• [Brief]:
Below are the records; restate all of them exactly.

(Saved entries)
►
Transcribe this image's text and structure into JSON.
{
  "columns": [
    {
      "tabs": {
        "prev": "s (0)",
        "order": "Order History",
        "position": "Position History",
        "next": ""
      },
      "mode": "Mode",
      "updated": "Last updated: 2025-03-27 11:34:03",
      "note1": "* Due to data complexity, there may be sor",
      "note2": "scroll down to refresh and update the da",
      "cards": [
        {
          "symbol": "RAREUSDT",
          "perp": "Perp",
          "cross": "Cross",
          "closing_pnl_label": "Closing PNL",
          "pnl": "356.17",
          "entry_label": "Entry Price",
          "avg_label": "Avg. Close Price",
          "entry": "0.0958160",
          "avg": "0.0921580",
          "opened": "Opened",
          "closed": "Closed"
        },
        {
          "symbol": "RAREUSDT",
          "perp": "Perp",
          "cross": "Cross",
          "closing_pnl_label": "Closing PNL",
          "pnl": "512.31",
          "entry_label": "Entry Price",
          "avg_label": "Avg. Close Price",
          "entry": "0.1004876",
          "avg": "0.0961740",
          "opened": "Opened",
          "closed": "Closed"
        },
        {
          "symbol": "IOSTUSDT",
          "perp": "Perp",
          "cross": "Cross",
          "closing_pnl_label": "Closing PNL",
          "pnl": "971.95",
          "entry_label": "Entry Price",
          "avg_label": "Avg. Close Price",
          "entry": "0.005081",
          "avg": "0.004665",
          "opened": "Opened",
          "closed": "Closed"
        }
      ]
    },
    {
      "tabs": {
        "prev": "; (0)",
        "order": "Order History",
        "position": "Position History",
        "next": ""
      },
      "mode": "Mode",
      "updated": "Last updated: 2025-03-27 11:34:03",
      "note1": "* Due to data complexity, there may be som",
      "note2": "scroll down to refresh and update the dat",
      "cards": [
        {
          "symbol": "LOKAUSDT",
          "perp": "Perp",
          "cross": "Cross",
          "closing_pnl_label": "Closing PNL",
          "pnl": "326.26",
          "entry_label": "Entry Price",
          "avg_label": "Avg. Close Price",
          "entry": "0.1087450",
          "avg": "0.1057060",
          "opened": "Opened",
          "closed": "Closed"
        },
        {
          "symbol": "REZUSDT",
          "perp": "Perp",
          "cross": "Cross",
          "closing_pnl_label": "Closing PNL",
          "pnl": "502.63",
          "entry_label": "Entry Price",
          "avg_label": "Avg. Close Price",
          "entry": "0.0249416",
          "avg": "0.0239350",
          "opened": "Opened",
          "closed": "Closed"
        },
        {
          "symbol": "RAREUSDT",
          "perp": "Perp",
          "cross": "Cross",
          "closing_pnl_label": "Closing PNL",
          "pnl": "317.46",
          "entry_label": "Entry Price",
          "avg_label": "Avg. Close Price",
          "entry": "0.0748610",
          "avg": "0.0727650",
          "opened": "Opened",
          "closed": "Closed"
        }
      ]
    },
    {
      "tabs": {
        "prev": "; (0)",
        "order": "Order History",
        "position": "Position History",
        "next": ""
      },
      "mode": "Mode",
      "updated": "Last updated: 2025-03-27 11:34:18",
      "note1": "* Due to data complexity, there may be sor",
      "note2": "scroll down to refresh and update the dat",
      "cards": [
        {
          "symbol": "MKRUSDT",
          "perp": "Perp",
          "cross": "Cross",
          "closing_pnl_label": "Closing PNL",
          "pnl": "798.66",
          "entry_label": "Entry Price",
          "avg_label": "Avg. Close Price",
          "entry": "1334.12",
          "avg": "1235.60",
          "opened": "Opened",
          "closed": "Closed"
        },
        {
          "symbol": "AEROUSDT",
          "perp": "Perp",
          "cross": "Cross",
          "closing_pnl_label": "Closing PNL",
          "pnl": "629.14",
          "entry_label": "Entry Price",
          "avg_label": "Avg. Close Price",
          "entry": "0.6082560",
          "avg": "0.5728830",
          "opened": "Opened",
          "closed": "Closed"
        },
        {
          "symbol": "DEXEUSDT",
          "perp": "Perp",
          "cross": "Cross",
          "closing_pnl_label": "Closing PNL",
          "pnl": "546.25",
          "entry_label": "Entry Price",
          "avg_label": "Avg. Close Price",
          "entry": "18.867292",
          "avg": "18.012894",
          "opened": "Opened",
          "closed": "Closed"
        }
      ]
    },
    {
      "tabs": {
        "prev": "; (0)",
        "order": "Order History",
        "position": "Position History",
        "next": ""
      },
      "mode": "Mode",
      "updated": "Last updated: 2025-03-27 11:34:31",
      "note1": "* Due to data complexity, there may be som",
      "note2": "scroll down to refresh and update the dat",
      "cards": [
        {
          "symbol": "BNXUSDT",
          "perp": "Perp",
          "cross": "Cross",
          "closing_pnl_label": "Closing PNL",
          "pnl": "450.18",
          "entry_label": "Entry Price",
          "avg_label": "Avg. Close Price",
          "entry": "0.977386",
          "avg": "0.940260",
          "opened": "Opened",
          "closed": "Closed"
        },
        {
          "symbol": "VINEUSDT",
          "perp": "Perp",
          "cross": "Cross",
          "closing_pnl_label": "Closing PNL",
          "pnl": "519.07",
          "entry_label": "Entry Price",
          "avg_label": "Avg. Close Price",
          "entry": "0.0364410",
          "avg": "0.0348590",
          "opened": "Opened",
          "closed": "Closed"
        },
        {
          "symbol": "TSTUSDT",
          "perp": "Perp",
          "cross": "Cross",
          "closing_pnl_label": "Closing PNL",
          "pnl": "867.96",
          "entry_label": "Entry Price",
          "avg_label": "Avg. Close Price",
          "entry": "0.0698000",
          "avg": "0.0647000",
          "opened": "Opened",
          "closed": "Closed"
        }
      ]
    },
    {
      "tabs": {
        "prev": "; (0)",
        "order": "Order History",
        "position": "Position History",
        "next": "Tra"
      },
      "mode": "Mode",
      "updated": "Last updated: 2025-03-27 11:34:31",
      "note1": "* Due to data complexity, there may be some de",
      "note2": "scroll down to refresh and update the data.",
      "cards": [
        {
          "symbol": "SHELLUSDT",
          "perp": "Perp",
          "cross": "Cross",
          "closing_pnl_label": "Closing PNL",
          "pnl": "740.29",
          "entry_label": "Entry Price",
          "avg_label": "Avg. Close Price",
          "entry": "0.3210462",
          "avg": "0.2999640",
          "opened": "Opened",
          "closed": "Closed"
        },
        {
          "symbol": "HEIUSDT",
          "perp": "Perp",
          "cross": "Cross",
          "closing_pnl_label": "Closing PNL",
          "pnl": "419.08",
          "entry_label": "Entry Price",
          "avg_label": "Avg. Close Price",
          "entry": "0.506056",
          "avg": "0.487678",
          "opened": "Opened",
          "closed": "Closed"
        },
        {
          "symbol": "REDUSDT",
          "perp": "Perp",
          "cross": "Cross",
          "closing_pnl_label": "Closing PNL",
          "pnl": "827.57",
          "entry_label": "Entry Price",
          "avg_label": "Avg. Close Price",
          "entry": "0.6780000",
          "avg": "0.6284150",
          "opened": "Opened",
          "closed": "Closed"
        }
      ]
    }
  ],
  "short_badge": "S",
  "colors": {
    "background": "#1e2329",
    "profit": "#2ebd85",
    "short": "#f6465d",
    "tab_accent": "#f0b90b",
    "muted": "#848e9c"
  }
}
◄
• [Task response]:
Transcribe this image's text and structure into JSON.
{
  "columns": [
    {
      "tabs": {
        "prev": "s (0)",
        "order": "Order History",
        "position": "Position History",
        "next": ""
      },
      "mode": "Mode",
      "updated": "Last updated: 2025-03-27 11:34:03",
      "note1": "* Due to data complexity, there may be sor",
      "note2": "scroll down to refresh and update the da",
      "cards": [
        {
          "symbol": "RAREUSDT",
          "perp": "Perp",
          "cross": "Cross",
          "closing_pnl_label": "Closing PNL",
          "pnl": "356.17",
          "entry_label": "Entry Price",
          "avg_label": "Avg. Close Price",
          "entry": "0.0958160",
          "avg": "0.0921580",
          "opened": "Opened",
          "closed": "Closed"
        },
        {
          "symbol": "RAREUSDT",
          "perp": "Perp",
          "cross": "Cross",
          "closing_pnl_label": "Closing PNL",
          "pnl": "512.31",
          "entry_label": "Entry Price",
          "avg_label": "Avg. Close Price",
          "entry": "0.1004876",
          "avg": "0.0961740",
          "opened": "Opened",
          "closed": "Closed"
        },
        {
          "symbol": "IOSTUSDT",
          "perp": "Perp",
          "cross": "Cross",
          "closing_pnl_label": "Closing PNL",
          "pnl": "971.95",
          "entry_label": "Entry Price",
          "avg_label": "Avg. Close Price",
          "entry": "0.005081",
          "avg": "0.004665",
          "opened": "Opened",
          "closed": "Closed"
        }
      ]
    },
    {
      "tabs": {
        "prev": "; (0)",
        "order": "Order History",
        "position": "Position History",
        "next": ""
      },
      "mode": "Mode",
      "updated": "Last updated: 2025-03-27 11:34:03",
      "note1": "* Due to data complexity, there may be som",
      "note2": "scroll down to refresh and update the dat",
      "cards": [
        {
          "symbol": "LOKAUSDT",
          "perp": "Perp",
          "cross": "Cross",
          "closing_pnl_label": "Closing PNL",
          "pnl": "326.26",
          "entry_label": "Entry Price",
          "avg_label": "Avg. Close Price",
          "entry": "0.1087450",
          "avg": "0.1057060",
          "opened": "Opened",
          "closed": "Closed"
        },
        {
          "symbol": "REZUSDT",
          "perp": "Perp",
          "cross": "Cross",
          "closing_pnl_label": "Closing PNL",
          "pnl": "502.63",
          "entry_label": "Entry Price",
          "avg_label": "Avg. Close Price",
          "entry": "0.0249416",
          "avg": "0.0239350",
          "opened": "Opened",
          "closed": "Closed"
        },
        {
          "symbol": "RAREUSDT",
          "perp": "Perp",
          "cross": "Cross",
          "closing_pnl_label": "Closing PNL",
          "pnl": "317.46",
          "entry_label": "Entry Price",
          "avg_label": "Avg. Close Price",
          "entry": "0.0748610",
          "avg": "0.0727650",
          "opened": "Opened",
          "closed": "Closed"
        }
      ]
    },
    {
      "tabs": {
        "prev": "; (0)",
        "order": "Order History",
        "position": "Position History",
        "next": ""
      },
      "mode": "Mode",
      "updated": "Last updated: 2025-03-27 11:34:18",
      "note1": "* Due to data complexity, there may be sor",
      "note2": "scroll down to refresh and update the dat",
      "cards": [
        {
          "symbol": "MKRUSDT",
          "perp": "Perp",
          "cross": "Cross",
          "closing_pnl_label": "Closing PNL",
          "pnl": "798.66",
          "entry_label": "Entry Price",
          "avg_label": "Avg. Close Price",
          "entry": "1334.12",
          "avg": "1235.60",
          "opened": "Opened",
          "closed": "Closed"
        },
        {
          "symbol": "AEROUSDT",
          "perp": "Perp",
          "cross": "Cross",
          "closing_pnl_label": "Closing PNL",
          "pnl": "629.14",
          "entry_label": "Entry Price",
          "avg_label": "Avg. Close Price",
          "entry": "0.6082560",
          "avg": "0.5728830",
          "opened": "Opened",
          "closed": "Closed"
        },
        {
          "symbol": "DEXEUSDT",
          "perp": "Perp",
          "cross": "Cross",
          "closing_pnl_label": "Closing PNL",
          "pnl": "546.25",
          "entry_label": "Entry Price",
          "avg_label": "Avg. Close Price",
          "entry": "18.867292",
          "avg": "18.012894",
          "opened": "Opened",
          "closed": "Closed"
        }
      ]
    },
    {
      "tabs": {
        "prev": "; (0)",
        "order": "Order History",
        "position": "Position History",
        "next": ""
      },
      "mode": "Mode",
      "updated": "Last updated: 2025-03-27 11:34:31",
      "note1": "* Due to data complexity, there may be som",
      "note2": "scroll down to refresh and update the dat",
      "cards": [
        {
          "symbol": "BNXUSDT",
          "perp": "Perp",
          "cross": "Cross",
          "closing_pnl_label": "Closing PNL",
          "pnl": "450.18",
          "entry_label": "Entry Price",
          "avg_label": "Avg. Close Price",
          "entry": "0.977386",
          "avg": "0.940260",
          "opened": "Opened",
          "closed": "Closed"
        },
        {
          "symbol": "VINEUSDT",
          "perp": "Perp",
          "cross": "Cross",
          "closing_pnl_label": "Closing PNL",
          "pnl": "519.07",
          "entry_label": "Entry Price",
          "avg_label": "Avg. Close Price",
          "entry": "0.0364410",
          "avg": "0.0348590",
          "opened": "Opened",
          "closed": "Closed"
        },
        {
          "symbol": "TSTUSDT",
          "perp": "Perp",
          "cross": "Cross",
          "closing_pnl_label": "Closing PNL",
          "pnl": "867.96",
          "entry_label": "Entry Price",
          "avg_label": "Avg. Close Price",
          "entry": "0.0698000",
          "avg": "0.0647000",
          "opened": "Opened",
          "closed": "Closed"
        }
      ]
    },
    {
      "tabs": {
        "prev": "; (0)",
        "order": "Order History",
        "position": "Position History",
        "next": "Tra"
      },
      "mode": "Mode",
      "updated": "Last updated: 2025-03-27 11:34:31",
      "note1": "* Due to data complexity, there may be some de",
      "note2": "scroll down to refresh and update the data.",
      "cards": [
        {
          "symbol": "SHELLUSDT",
          "perp": "Perp",
          "cross": "Cross",
          "closing_pnl_label": "Closing PNL",
          "pnl": "740.29",
          "entry_label": "Entry Price",
          "avg_label": "Avg. Close Price",
          "entry": "0.3210462",
          "avg": "0.2999640",
          "opened": "Opened",
          "closed": "Closed"
        },
        {
          "symbol": "HEIUSDT",
          "perp": "Perp",
          "cross": "Cross",
          "closing_pnl_label": "Closing PNL",
          "pnl": "419.08",
          "entry_label": "Entry Price",
          "avg_label": "Avg. Close Price",
          "entry": "0.506056",
          "avg": "0.487678",
          "opened": "Opened",
          "closed": "Closed"
        },
        {
          "symbol": "REDUSDT",
          "perp": "Perp",
          "cross": "Cross",
          "closing_pnl_label": "Closing PNL",
          "pnl": "827.57",
          "entry_label": "Entry Price",
          "avg_label": "Avg. Close Price",
          "entry": "0.6780000",
          "avg": "0.6284150",
          "opened": "Opened",
          "closed": "Closed"
        }
      ]
    }
  ],
  "short_badge": "S",
  "colors": {
    "background": "#1e2329",
    "profit": "#2ebd85",
    "short": "#f6465d",
    "tab_accent": "#f0b90b",
    "muted": "#848e9c"
  }
}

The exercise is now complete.